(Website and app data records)
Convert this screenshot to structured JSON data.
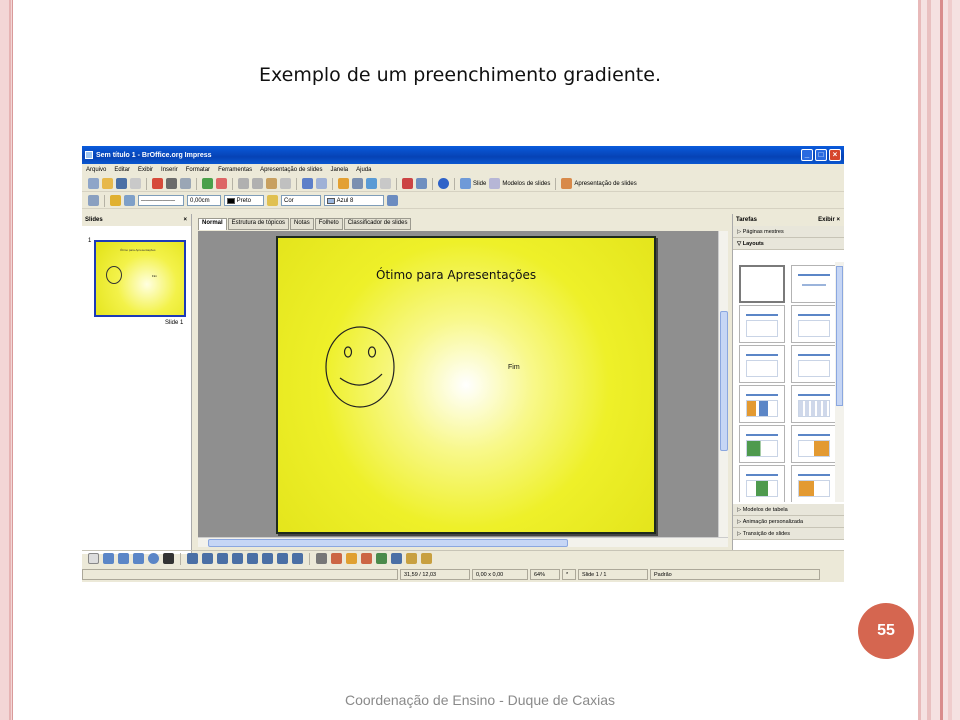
{
  "slide": {
    "title": "Exemplo de um preenchimento gradiente.",
    "footer": "Coordenação de Ensino - Duque de Caxias",
    "page_number": "55"
  },
  "app": {
    "window_title": "Sem título 1 - BrOffice.org Impress",
    "menu": [
      "Arquivo",
      "Editar",
      "Exibir",
      "Inserir",
      "Formatar",
      "Ferramentas",
      "Apresentação de slides",
      "Janela",
      "Ajuda"
    ],
    "toolbar1": {
      "slide_label": "Slide",
      "templates_label": "Modelos de slides",
      "presentation_label": "Apresentação de slides"
    },
    "toolbar2": {
      "line_width": "0,00cm",
      "line_color": "Preto",
      "area_style": "Cor",
      "area_color": "Azul 8"
    },
    "slides_panel": {
      "title": "Slides",
      "close": "×",
      "thumb_number": "1",
      "thumb_label": "Slide 1",
      "thumb_title": "Ótimo para Apresentações",
      "thumb_fim": "Fim"
    },
    "view_tabs": [
      "Normal",
      "Estrutura de tópicos",
      "Notas",
      "Folheto",
      "Classificador de slides"
    ],
    "slide_canvas": {
      "heading": "Ótimo para Apresentações",
      "text": "Fim"
    },
    "tasks_panel": {
      "title": "Tarefas",
      "view_label": "Exibir",
      "close": "×",
      "sections_top": [
        "Páginas mestres",
        "Layouts"
      ],
      "sections_bottom": [
        "Modelos de tabela",
        "Animação personalizada",
        "Transição de slides"
      ]
    },
    "statusbar": {
      "position": "31,59 / 12,03",
      "size": "0,00 x 0,00",
      "zoom": "64%",
      "modified": "*",
      "slide": "Slide 1 / 1",
      "layout": "Padrão"
    }
  },
  "colors": {
    "accent_badge": "#d56650",
    "title_bar": "#0642b5",
    "slide_gradient_center": "#ffffff",
    "slide_gradient_edge": "#e4e51c",
    "thumbnail_border": "#1c3ab8"
  }
}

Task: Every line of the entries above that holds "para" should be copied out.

Worked solution:
      "thumb_title": "Ótimo para Apresentações",
      "heading": "Ótimo para Apresentações",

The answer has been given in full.